An exact copy of all the entries below is what this task needs.

Element data from apps and pages:
····················
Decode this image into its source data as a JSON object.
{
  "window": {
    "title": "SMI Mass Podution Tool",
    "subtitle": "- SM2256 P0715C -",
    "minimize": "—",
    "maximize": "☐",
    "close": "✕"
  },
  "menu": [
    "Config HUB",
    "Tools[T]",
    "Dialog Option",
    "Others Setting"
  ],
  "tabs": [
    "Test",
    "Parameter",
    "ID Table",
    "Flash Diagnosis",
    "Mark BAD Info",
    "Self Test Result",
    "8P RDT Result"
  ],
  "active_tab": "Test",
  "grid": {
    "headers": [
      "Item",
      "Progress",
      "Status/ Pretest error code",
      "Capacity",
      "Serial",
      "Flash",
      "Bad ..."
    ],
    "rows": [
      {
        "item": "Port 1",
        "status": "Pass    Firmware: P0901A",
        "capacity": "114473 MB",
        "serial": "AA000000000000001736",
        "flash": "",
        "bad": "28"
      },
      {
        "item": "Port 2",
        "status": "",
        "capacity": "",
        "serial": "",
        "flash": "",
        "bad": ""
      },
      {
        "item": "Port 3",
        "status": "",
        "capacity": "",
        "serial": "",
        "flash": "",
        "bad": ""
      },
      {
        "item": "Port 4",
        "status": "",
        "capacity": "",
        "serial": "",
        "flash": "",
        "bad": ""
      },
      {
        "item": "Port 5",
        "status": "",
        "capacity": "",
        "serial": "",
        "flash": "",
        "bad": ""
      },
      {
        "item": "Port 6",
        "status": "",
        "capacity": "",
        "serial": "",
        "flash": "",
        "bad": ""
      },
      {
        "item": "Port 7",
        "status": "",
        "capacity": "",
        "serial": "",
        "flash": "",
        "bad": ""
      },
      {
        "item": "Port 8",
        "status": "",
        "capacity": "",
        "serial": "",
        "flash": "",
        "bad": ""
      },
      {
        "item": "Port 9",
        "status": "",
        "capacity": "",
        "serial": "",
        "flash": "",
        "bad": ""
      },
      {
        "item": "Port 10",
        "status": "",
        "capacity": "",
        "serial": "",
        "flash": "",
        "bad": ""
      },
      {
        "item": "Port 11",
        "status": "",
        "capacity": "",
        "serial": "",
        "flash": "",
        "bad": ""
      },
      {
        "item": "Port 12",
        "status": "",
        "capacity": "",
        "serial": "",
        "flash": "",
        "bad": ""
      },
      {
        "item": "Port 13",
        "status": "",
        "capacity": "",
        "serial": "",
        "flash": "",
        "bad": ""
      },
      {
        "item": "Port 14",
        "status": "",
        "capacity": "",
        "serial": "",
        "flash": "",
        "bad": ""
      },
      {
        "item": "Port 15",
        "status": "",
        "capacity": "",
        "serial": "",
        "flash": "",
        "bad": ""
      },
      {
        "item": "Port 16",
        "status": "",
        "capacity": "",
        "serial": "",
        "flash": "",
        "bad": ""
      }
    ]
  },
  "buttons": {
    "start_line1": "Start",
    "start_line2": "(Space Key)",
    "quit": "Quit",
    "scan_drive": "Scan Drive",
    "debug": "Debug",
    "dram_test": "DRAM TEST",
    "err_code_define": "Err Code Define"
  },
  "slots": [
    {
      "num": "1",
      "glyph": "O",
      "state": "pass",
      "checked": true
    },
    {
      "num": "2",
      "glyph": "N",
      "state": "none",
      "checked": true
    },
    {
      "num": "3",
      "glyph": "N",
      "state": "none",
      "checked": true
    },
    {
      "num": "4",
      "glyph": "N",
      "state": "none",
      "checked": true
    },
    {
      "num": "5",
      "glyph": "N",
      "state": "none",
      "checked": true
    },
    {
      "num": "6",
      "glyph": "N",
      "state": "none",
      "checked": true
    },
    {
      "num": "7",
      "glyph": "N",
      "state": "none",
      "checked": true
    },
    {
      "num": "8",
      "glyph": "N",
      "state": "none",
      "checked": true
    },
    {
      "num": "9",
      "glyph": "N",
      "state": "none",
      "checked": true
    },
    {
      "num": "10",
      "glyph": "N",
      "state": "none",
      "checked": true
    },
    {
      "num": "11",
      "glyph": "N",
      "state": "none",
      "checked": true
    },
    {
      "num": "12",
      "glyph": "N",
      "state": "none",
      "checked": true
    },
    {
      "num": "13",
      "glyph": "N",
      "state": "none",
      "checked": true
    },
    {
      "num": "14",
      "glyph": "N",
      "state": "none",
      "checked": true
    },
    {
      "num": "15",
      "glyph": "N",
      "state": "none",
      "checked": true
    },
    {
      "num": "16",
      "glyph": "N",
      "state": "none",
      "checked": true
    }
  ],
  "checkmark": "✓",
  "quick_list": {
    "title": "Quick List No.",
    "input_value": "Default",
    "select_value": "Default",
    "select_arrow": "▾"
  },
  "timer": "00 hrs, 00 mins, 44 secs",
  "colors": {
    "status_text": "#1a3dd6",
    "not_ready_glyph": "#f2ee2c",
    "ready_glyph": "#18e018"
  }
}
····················
**Solution:**
Decode this image into its source data as a JSON object.
{
  "window": {
    "title": "SMI Mass Podution Tool",
    "subtitle": "- SM2256 P0715C -",
    "minimize": "—",
    "maximize": "☐",
    "close": "✕"
  },
  "menu": [
    "Config HUB",
    "Tools[T]",
    "Dialog Option",
    "Others Setting"
  ],
  "tabs": [
    "Test",
    "Parameter",
    "ID Table",
    "Flash Diagnosis",
    "Mark BAD Info",
    "Self Test Result",
    "8P RDT Result"
  ],
  "active_tab": "Test",
  "grid": {
    "headers": [
      "Item",
      "Progress",
      "Status/ Pretest error code",
      "Capacity",
      "Serial",
      "Flash",
      "Bad ..."
    ],
    "rows": [
      {
        "item": "Port 1",
        "status": "Pass    Firmware: P0901A",
        "capacity": "114473 MB",
        "serial": "AA000000000000001736",
        "flash": "",
        "bad": "28"
      },
      {
        "item": "Port 2",
        "status": "",
        "capacity": "",
        "serial": "",
        "flash": "",
        "bad": ""
      },
      {
        "item": "Port 3",
        "status": "",
        "capacity": "",
        "serial": "",
        "flash": "",
        "bad": ""
      },
      {
        "item": "Port 4",
        "status": "",
        "capacity": "",
        "serial": "",
        "flash": "",
        "bad": ""
      },
      {
        "item": "Port 5",
        "status": "",
        "capacity": "",
        "serial": "",
        "flash": "",
        "bad": ""
      },
      {
        "item": "Port 6",
        "status": "",
        "capacity": "",
        "serial": "",
        "flash": "",
        "bad": ""
      },
      {
        "item": "Port 7",
        "status": "",
        "capacity": "",
        "serial": "",
        "flash": "",
        "bad": ""
      },
      {
        "item": "Port 8",
        "status": "",
        "capacity": "",
        "serial": "",
        "flash": "",
        "bad": ""
      },
      {
        "item": "Port 9",
        "status": "",
        "capacity": "",
        "serial": "",
        "flash": "",
        "bad": ""
      },
      {
        "item": "Port 10",
        "status": "",
        "capacity": "",
        "serial": "",
        "flash": "",
        "bad": ""
      },
      {
        "item": "Port 11",
        "status": "",
        "capacity": "",
        "serial": "",
        "flash": "",
        "bad": ""
      },
      {
        "item": "Port 12",
        "status": "",
        "capacity": "",
        "serial": "",
        "flash": "",
        "bad": ""
      },
      {
        "item": "Port 13",
        "status": "",
        "capacity": "",
        "serial": "",
        "flash": "",
        "bad": ""
      },
      {
        "item": "Port 14",
        "status": "",
        "capacity": "",
        "serial": "",
        "flash": "",
        "bad": ""
      },
      {
        "item": "Port 15",
        "status": "",
        "capacity": "",
        "serial": "",
        "flash": "",
        "bad": ""
      },
      {
        "item": "Port 16",
        "status": "",
        "capacity": "",
        "serial": "",
        "flash": "",
        "bad": ""
      }
    ]
  },
  "buttons": {
    "start_line1": "Start",
    "start_line2": "(Space Key)",
    "quit": "Quit",
    "scan_drive": "Scan Drive",
    "debug": "Debug",
    "dram_test": "DRAM TEST",
    "err_code_define": "Err Code Define"
  },
  "slots": [
    {
      "num": "1",
      "glyph": "O",
      "state": "pass",
      "checked": true
    },
    {
      "num": "2",
      "glyph": "N",
      "state": "none",
      "checked": true
    },
    {
      "num": "3",
      "glyph": "N",
      "state": "none",
      "checked": true
    },
    {
      "num": "4",
      "glyph": "N",
      "state": "none",
      "checked": true
    },
    {
      "num": "5",
      "glyph": "N",
      "state": "none",
      "checked": true
    },
    {
      "num": "6",
      "glyph": "N",
      "state": "none",
      "checked": true
    },
    {
      "num": "7",
      "glyph": "N",
      "state": "none",
      "checked": true
    },
    {
      "num": "8",
      "glyph": "N",
      "state": "none",
      "checked": true
    },
    {
      "num": "9",
      "glyph": "N",
      "state": "none",
      "checked": true
    },
    {
      "num": "10",
      "glyph": "N",
      "state": "none",
      "checked": true
    },
    {
      "num": "11",
      "glyph": "N",
      "state": "none",
      "checked": true
    },
    {
      "num": "12",
      "glyph": "N",
      "state": "none",
      "checked": true
    },
    {
      "num": "13",
      "glyph": "N",
      "state": "none",
      "checked": true
    },
    {
      "num": "14",
      "glyph": "N",
      "state": "none",
      "checked": true
    },
    {
      "num": "15",
      "glyph": "N",
      "state": "none",
      "checked": true
    },
    {
      "num": "16",
      "glyph": "N",
      "state": "none",
      "checked": true
    }
  ],
  "checkmark": "✓",
  "quick_list": {
    "title": "Quick List No.",
    "input_value": "Default",
    "select_value": "Default",
    "select_arrow": "▾"
  },
  "timer": "00 hrs, 00 mins, 44 secs",
  "colors": {
    "status_text": "#1a3dd6",
    "not_ready_glyph": "#f2ee2c",
    "ready_glyph": "#18e018"
  }
}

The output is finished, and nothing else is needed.